Since the start of 2019, the S&P 500 (INDEXSP: .INX) is up by an impressive 13.9%, including dividends.
At the same time, bonds – as measured by a total bond market ETF – are up 6.2%.
In other words, bond yields – which started falling during the fourth-quarter equity market correction, have continued to do so.
In early October 2018, the U.S. 10-year Treasury yielded 3.2% (INDEXCBOE: TNX). Today the same bond fetches a yield of only 2.33%. Bond yields around the globe have moved materially lower over the past few months. Ten- year German bonds are now yielding -0.11% and French bond yields are positive, but not by much at 0.3%. (see chart 1 below).

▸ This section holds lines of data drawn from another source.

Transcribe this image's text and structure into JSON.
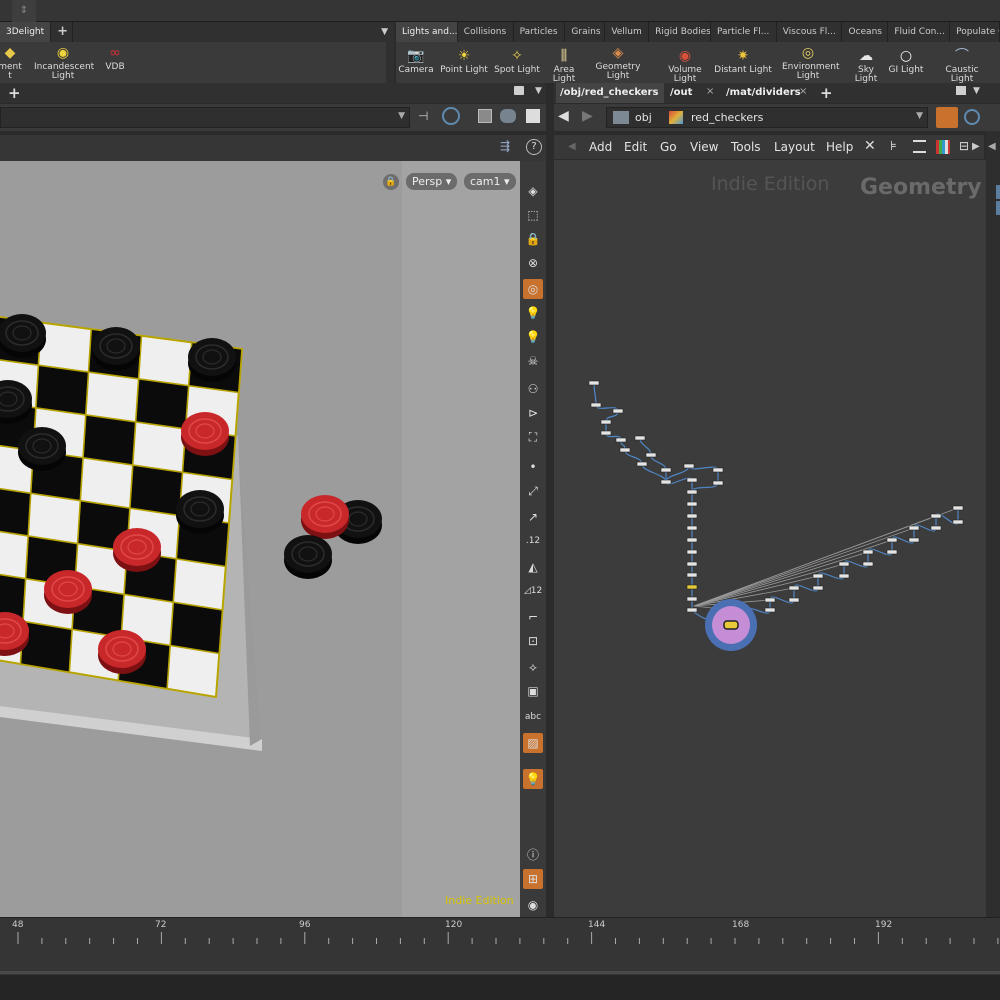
{
  "shelf_left": {
    "tab": "3Delight",
    "tools": [
      {
        "label": "ment",
        "label2": "t",
        "icon": "light-icon"
      },
      {
        "label": "Incandescent",
        "label2": "Light",
        "icon": "incandescent-light-icon"
      },
      {
        "label": "VDB",
        "label2": "",
        "icon": "vdb-icon"
      }
    ]
  },
  "shelf_right": {
    "tabs": [
      "Lights and...",
      "Collisions",
      "Particles",
      "Grains",
      "Vellum",
      "Rigid Bodies",
      "Particle Fl...",
      "Viscous Fl...",
      "Oceans",
      "Fluid Con...",
      "Populate Co"
    ],
    "tools": [
      {
        "label": "Camera",
        "label2": ""
      },
      {
        "label": "Point Light",
        "label2": ""
      },
      {
        "label": "Spot Light",
        "label2": ""
      },
      {
        "label": "Area Light",
        "label2": ""
      },
      {
        "label": "Geometry",
        "label2": "Light"
      },
      {
        "label": "Volume Light",
        "label2": ""
      },
      {
        "label": "Distant Light",
        "label2": ""
      },
      {
        "label": "Environment",
        "label2": "Light"
      },
      {
        "label": "Sky Light",
        "label2": ""
      },
      {
        "label": "GI Light",
        "label2": ""
      },
      {
        "label": "Caustic Light",
        "label2": ""
      }
    ]
  },
  "viewport": {
    "view_mode": "Persp",
    "camera": "cam1",
    "watermark": "Indie Edition"
  },
  "network": {
    "tabs": [
      "/obj/red_checkers",
      "/out",
      "/mat/dividers"
    ],
    "path": [
      "obj",
      "red_checkers"
    ],
    "menu": [
      "Add",
      "Edit",
      "Go",
      "View",
      "Tools",
      "Layout",
      "Help"
    ],
    "watermark": "Indie Edition",
    "context": "Geometry"
  },
  "timeline": {
    "ticks": [
      "48",
      "72",
      "96",
      "120",
      "144",
      "168",
      "192"
    ]
  }
}
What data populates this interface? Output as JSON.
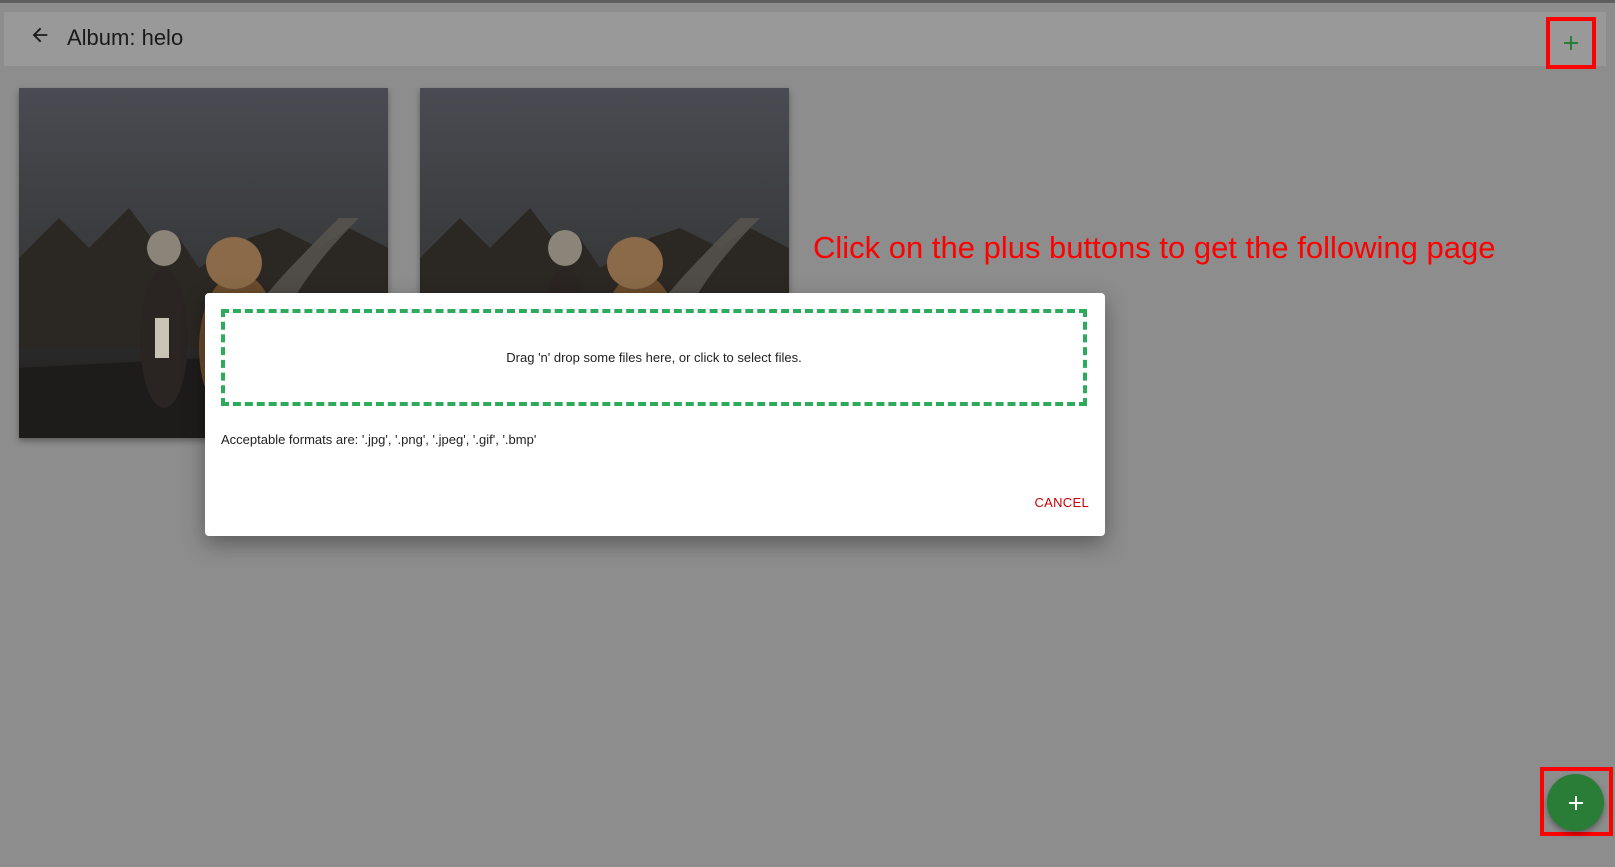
{
  "appbar": {
    "title": "Album: helo",
    "back_icon": "arrow-left-icon",
    "add_icon": "plus-icon"
  },
  "photos": [
    {
      "name": "photo-child-and-dog-1"
    },
    {
      "name": "photo-child-and-dog-2"
    }
  ],
  "annotation": {
    "text": "Click on the plus buttons to get the following page",
    "color": "#ff0000"
  },
  "dialog": {
    "dropzone_text": "Drag 'n' drop some files here, or click to select files.",
    "formats_text": "Acceptable formats are: '.jpg', '.png', '.jpeg', '.gif', '.bmp'",
    "cancel_label": "CANCEL",
    "dropzone_border_color": "#2eaa5c",
    "cancel_color": "#cc0000"
  },
  "fab": {
    "icon": "plus-icon",
    "color": "#2a7d37"
  },
  "colors": {
    "overlay_background": "#8d8d8d",
    "appbar_background": "#999999",
    "highlight_box": "#ff0000",
    "accent_green": "#2a7d37"
  }
}
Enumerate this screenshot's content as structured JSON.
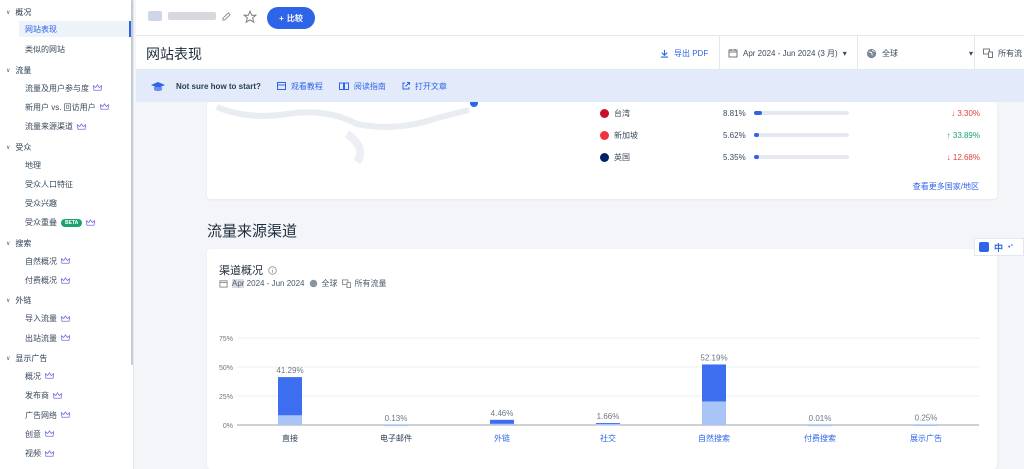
{
  "sidebar": {
    "sections": [
      {
        "label": "概况",
        "items": [
          {
            "label": "网站表现",
            "active": true
          },
          {
            "label": "类似的网站"
          }
        ]
      },
      {
        "label": "流量",
        "items": [
          {
            "label": "流量及用户参与度",
            "crown": true
          },
          {
            "label": "新用户 vs. 回访用户",
            "crown": true
          },
          {
            "label": "流量来源渠道",
            "crown": true
          }
        ]
      },
      {
        "label": "受众",
        "items": [
          {
            "label": "地理"
          },
          {
            "label": "受众人口特征"
          },
          {
            "label": "受众兴趣"
          },
          {
            "label": "受众重叠",
            "badge": "BETA",
            "crown": true
          }
        ]
      },
      {
        "label": "搜索",
        "items": [
          {
            "label": "自然概况",
            "crown": true
          },
          {
            "label": "付费概况",
            "crown": true
          }
        ]
      },
      {
        "label": "外链",
        "items": [
          {
            "label": "导入流量",
            "crown": true
          },
          {
            "label": "出站流量",
            "crown": true
          }
        ]
      },
      {
        "label": "显示广告",
        "items": [
          {
            "label": "概况",
            "crown": true
          },
          {
            "label": "发布商",
            "crown": true
          },
          {
            "label": "广告网络",
            "crown": true
          },
          {
            "label": "创意",
            "crown": true
          },
          {
            "label": "视频",
            "crown": true
          }
        ]
      }
    ]
  },
  "topbar": {
    "compare_label": "比较",
    "compare_icon": "+"
  },
  "header": {
    "title": "网站表现",
    "export_label": "导出 PDF",
    "date_range": "Apr 2024 - Jun 2024 (3 月)",
    "region": "全球",
    "traffic_type": "所有流"
  },
  "banner": {
    "prompt": "Not sure how to start?",
    "links": [
      {
        "label": "观看教程",
        "icon": "video-icon"
      },
      {
        "label": "阅读指南",
        "icon": "book-icon"
      },
      {
        "label": "打开文章",
        "icon": "external-link-icon"
      }
    ]
  },
  "countries": {
    "rows": [
      {
        "name": "台湾",
        "share": "8.81%",
        "share_value": 8.81,
        "change": "↓ 3.30%",
        "direction": "down",
        "flag_color": "#c8102e"
      },
      {
        "name": "新加坡",
        "share": "5.62%",
        "share_value": 5.62,
        "change": "↑ 33.89%",
        "direction": "up",
        "flag_color": "#ef3340"
      },
      {
        "name": "英国",
        "share": "5.35%",
        "share_value": 5.35,
        "change": "↓ 12.68%",
        "direction": "down",
        "flag_color": "#012169"
      }
    ],
    "more_link": "查看更多国家/地区"
  },
  "section_title": "流量来源渠道",
  "channels_card": {
    "title": "渠道概况",
    "date_highlight": "Apr",
    "date_rest": " 2024 - Jun 2024",
    "region": "全球",
    "traffic": "所有流量"
  },
  "float_tool": {
    "label": "中"
  },
  "colors": {
    "accent": "#2e64e8",
    "bar_dark": "#3d6ef0",
    "bar_light": "#a9c4f7",
    "down": "#e1413b",
    "up": "#1aa36f"
  },
  "chart_data": {
    "type": "bar",
    "categories": [
      "直接",
      "电子邮件",
      "外链",
      "社交",
      "自然搜索",
      "付费搜索",
      "展示广告"
    ],
    "values": [
      41.29,
      0.13,
      4.46,
      1.66,
      52.19,
      0.01,
      0.25
    ],
    "labels": [
      "41.29%",
      "0.13%",
      "4.46%",
      "1.66%",
      "52.19%",
      "0.01%",
      "0.25%"
    ],
    "stacked_split": [
      {
        "dark": 33.0,
        "light": 8.29
      },
      {
        "dark": 0.05,
        "light": 0.08
      },
      {
        "dark": 3.5,
        "light": 0.96
      },
      {
        "dark": 0.9,
        "light": 0.76
      },
      {
        "dark": 32.0,
        "light": 20.19
      },
      {
        "dark": 0.0,
        "light": 0.01
      },
      {
        "dark": 0.1,
        "light": 0.15
      }
    ],
    "yticks": [
      "75%",
      "50%",
      "25%",
      "0%"
    ],
    "ytick_values": [
      75,
      50,
      25,
      0
    ],
    "ylim": [
      0,
      75
    ],
    "grid": true
  }
}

So here we sit, uncomfortably, with the bond market implying global economic growth may be decelerating faster and an optimistic equity market signaling things have improved materially since the year began. It is likely in the coming months that one of these markets will be proven right and one will be proven wrong.
Let’s put the 2019 equity rally into better context. The year started coming out of a very oversold market and there have since been three key equity-friendly developments:
1. Valuations. The market was cheap after the Q4 sell off with the S&P 500 trading below 14x. This was a tailwind.
2. U.S. Federal Reserve. The Fed backed off its rate-hiking path, which provided another boost.
3. Lower bond yields. This helped fuel higher stock prices through multiple expansion.
The issue now may be these tailwinds are pretty much played out. Valuations for the S&P 500 are now above 16x, so no great bargain there. We would be hard pressed to see the Fed become more dovish given very low unemployment. And while bond yields can always fall further, in doing so equity markets would likely pivot from welcoming lower yields to being overly concerned about slowing economic growth.
It is all up to the data now
With the previously mentioned market tailwinds largely exhausted, it may be up to the economic data going forward. Of course, the one big exception would be a rapid resolution to the U.S.-China trade conflict, but that is more of a guessing game than anything else.
If the economic data continues to decelerate, bond yields would continue to fall. While falling bond yields provided a positive influence on the equity markets initially, at this point the markets would likely view this as a negative due to growth concerns and the risk of slower earnings growth.
If the economic data improves, bond yields would likely grind higher. This would create a very strong tailwind for equities given still- reasonable valuations, yields rising from a low base and improving optimism for earnings growth.
Recent economic data has continued to disappoint. The Citigroup Economic Surprise indices for the U.S., Eurozone and Asia have been consistently below zero for much of the past year. And the data of the past few months has been generally worse.
The equity markets can likely hang in there for some time, weathering poor economic data. But it will weigh on confidence – an attribute not as plentiful today given the recent escalation of trade tensions. The next few weeks will be crucial with global manufacturing data releases, consumer confidence and employment reports. Sometimes economic data matters more than other times – this is one of those times. Long live all economists.
All charts are sourced to Bloomberg & Richardson GMP
Any opinions expressed herein are solely those of the authors, and do not in any way represent the views or opinions of any other person or entity.